Inside index.html or inside any .html file if you are adding to a existing project, add the following line:

{% raw %}

  1. {% load render_bundle from webpack_loader %} at the top
  2. {% render_bundle 'main' %} inside a <div id=“app”> tag

So if a new index.html, it should do like this:

{% load render_bundle from webpack_loader %}
<!DOCTYPE html>
<html>
  <head>
    <meta charset="utf-8">
    <meta http-equiv="X-UA-Compatible" content="IE=edge">
    <meta name="viewport" content="width=device-width, initial-scale=1">
    <title>Hello World!</title>
  </head>
  <body>
    <div id="app"></div>
    {% render_bundle 'main' %}
  </body>
</html>

{% endraw %}

The <div id="app"> could be any other given id. We just need to ensure that it matches the one we set later in index.js.

Step 5: Start coding in React

Inside index.js, do this:

var React = require('react')
var ReactDOM = require('react-dom')

const App = () => <h1>Hello world</h1>;

ReactDOM.render(<App/>, document.getElementById('app'))

The above are written using EcmaScript6 syntax.
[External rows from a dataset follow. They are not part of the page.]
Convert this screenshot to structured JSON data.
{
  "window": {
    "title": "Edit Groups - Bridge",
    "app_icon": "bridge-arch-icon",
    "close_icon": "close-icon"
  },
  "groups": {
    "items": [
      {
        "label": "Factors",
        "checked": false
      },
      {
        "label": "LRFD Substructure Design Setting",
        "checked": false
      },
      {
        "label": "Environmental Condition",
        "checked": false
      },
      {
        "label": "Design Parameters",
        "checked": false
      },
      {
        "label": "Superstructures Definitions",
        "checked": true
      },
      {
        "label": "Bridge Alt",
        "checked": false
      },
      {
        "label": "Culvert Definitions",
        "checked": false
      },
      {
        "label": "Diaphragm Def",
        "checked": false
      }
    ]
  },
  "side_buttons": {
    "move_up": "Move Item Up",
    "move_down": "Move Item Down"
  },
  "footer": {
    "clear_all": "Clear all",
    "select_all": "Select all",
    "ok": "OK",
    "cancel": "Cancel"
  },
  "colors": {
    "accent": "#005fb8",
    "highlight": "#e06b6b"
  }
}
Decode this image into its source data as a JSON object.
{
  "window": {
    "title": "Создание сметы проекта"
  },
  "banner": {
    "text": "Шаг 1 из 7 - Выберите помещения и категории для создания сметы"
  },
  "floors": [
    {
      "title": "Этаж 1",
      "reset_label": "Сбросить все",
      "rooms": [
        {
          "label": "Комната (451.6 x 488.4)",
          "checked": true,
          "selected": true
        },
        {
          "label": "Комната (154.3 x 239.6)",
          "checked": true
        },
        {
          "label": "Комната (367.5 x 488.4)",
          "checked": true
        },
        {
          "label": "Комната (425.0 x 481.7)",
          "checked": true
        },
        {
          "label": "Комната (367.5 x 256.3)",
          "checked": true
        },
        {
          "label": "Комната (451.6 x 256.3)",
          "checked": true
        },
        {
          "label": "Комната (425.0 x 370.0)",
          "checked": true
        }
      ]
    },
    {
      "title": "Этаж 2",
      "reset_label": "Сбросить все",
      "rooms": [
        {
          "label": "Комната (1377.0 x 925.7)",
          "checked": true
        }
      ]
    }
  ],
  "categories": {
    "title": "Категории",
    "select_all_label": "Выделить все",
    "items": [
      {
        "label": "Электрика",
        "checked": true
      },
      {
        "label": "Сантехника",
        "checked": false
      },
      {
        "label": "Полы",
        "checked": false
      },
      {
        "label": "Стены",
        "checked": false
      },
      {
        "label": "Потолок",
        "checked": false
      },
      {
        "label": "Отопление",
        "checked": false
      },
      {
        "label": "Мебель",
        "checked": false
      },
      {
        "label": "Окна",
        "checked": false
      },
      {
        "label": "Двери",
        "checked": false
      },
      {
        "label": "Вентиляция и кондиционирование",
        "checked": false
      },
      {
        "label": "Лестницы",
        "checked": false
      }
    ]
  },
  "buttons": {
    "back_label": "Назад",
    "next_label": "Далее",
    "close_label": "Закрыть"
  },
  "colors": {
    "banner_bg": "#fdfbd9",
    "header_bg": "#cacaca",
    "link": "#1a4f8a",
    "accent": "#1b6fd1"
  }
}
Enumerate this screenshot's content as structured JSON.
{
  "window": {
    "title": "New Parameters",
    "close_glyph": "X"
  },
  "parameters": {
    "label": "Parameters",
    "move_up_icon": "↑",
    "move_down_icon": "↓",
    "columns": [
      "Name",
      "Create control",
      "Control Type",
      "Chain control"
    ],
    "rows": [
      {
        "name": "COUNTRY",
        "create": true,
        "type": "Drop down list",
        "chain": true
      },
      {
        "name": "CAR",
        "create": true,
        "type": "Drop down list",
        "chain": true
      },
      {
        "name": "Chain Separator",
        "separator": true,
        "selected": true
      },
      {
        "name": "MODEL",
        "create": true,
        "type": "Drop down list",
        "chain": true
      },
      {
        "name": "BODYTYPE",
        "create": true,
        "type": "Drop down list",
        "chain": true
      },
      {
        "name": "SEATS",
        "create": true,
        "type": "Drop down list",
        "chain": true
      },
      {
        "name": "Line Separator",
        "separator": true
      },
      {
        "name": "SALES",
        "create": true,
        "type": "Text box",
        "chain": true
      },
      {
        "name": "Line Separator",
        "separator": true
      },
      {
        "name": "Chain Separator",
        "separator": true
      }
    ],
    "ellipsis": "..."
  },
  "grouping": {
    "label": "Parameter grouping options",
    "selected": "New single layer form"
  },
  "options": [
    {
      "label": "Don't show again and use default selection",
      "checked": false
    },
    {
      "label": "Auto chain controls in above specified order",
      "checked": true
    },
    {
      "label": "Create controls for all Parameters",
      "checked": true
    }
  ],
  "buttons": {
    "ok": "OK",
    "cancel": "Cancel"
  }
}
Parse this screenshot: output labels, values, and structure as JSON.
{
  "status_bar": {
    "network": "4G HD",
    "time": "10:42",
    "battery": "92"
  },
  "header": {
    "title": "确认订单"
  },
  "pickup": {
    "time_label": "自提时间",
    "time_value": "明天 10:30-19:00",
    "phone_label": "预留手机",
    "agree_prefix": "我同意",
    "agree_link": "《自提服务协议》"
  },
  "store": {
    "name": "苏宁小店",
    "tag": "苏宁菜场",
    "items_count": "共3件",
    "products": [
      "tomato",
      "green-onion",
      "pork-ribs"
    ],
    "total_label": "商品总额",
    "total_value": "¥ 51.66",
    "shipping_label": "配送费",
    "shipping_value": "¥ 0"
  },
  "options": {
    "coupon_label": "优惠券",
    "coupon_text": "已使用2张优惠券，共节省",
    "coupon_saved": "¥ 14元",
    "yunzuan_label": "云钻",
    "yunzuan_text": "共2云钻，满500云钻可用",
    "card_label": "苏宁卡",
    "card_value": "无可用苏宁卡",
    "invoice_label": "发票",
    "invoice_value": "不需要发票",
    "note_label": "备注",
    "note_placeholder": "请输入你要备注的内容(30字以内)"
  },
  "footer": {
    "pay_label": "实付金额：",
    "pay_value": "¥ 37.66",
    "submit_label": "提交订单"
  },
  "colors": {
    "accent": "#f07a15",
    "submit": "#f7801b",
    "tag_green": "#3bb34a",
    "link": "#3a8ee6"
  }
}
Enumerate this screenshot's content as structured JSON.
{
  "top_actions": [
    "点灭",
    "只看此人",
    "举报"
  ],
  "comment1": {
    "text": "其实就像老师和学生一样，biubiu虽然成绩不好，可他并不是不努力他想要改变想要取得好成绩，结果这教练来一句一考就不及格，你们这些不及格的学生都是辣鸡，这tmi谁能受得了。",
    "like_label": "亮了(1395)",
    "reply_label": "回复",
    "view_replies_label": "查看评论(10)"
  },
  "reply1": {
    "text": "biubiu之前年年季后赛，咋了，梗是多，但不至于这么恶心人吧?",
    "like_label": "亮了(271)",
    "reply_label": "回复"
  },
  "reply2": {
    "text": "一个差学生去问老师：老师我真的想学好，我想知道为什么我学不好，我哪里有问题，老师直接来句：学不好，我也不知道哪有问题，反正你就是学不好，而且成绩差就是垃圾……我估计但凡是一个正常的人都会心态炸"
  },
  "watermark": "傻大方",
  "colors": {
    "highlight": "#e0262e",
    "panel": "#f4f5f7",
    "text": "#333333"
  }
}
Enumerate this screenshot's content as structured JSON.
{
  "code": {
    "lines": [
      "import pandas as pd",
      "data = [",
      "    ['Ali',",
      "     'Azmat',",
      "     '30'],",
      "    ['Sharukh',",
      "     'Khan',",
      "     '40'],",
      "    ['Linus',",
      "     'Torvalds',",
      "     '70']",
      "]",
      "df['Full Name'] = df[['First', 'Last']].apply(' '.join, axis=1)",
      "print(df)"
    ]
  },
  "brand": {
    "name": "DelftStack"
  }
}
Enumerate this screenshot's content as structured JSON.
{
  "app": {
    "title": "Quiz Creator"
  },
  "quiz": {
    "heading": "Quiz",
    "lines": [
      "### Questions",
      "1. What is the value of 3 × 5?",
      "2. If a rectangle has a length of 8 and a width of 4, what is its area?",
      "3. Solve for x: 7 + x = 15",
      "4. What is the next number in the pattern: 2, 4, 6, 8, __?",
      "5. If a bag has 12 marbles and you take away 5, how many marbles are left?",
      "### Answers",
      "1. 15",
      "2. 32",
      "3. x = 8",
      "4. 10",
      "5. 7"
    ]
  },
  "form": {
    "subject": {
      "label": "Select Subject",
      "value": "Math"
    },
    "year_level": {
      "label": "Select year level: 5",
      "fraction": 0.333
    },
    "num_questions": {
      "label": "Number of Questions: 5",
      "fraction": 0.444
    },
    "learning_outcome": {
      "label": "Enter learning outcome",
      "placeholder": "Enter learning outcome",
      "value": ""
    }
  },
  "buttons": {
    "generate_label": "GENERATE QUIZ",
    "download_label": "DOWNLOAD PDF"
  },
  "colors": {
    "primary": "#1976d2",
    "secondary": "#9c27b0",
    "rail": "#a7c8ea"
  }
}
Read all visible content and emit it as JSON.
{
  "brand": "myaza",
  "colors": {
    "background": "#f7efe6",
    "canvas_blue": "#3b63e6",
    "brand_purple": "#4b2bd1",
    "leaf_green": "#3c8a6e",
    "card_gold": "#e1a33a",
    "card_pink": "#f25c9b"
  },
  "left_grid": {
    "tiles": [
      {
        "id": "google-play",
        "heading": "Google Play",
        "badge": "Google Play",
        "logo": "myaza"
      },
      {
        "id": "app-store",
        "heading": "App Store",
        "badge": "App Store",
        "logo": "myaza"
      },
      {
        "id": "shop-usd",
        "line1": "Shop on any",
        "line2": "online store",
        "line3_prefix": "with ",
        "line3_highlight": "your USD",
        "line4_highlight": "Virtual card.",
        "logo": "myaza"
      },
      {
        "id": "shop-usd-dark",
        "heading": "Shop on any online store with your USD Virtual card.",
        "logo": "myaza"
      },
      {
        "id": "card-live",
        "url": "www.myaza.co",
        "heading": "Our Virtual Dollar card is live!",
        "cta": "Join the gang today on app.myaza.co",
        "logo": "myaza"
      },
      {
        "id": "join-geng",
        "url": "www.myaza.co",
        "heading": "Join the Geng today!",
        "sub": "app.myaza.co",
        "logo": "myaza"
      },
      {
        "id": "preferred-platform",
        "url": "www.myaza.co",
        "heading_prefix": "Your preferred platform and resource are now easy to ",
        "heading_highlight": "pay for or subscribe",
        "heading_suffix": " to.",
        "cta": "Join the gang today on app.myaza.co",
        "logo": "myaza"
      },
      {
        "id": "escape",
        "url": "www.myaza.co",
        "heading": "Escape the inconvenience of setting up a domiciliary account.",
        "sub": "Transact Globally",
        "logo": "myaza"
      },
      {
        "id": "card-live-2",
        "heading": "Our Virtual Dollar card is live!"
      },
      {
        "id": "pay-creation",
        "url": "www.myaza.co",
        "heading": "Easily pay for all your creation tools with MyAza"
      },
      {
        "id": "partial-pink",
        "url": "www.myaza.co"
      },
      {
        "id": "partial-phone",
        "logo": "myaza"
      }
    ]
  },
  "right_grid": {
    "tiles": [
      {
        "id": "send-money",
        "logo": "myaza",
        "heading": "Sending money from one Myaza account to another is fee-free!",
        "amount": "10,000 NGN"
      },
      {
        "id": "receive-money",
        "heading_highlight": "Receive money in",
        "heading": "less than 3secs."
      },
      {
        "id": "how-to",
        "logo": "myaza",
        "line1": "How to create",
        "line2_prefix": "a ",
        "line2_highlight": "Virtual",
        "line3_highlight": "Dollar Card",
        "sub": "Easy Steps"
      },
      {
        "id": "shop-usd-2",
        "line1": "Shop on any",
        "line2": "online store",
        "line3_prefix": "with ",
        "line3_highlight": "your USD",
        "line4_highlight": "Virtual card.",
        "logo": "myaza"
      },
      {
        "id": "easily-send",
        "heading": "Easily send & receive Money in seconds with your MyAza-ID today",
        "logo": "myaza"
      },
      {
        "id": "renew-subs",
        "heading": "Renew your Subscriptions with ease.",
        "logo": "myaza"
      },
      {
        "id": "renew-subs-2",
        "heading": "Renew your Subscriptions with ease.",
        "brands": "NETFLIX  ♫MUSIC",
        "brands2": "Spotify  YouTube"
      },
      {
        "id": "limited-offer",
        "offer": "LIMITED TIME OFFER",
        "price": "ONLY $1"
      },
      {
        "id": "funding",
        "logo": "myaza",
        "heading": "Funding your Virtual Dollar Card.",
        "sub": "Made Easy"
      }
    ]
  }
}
Most ReactJS tutorial online are using this modern javascript syntax as well. We need to tell babel that we are writing in react so that they will apply the correct loader.

In root directory, create a .babelrc and add the following line:

{ "presets": ["react"], }

Step 6: See React in action!

Now with all this completed, in order to view the ReactJS component in Django, we need to do the following:

$ npm run build
$ python manage.py collectstatic
$ python manage.py runserver

Visiting localhost:8000, we should see this:

You could see that Hello world is being displayed by a file main-[hashes].js. This show that ReactJS is now working on our Django powered site!

Summary

What we have did so far is creating a simple ReactJS that live together with our Django project. The linking between Django and ReactJS is make possible by webpack.

However, it seems too troublesome to run three commands just to quickly reload a server and view UI changes. This isn’t the kind ReactJS that we have heard of. In Part Three, we will setup react-hot-loader to work in our project and also explain how to use it in production.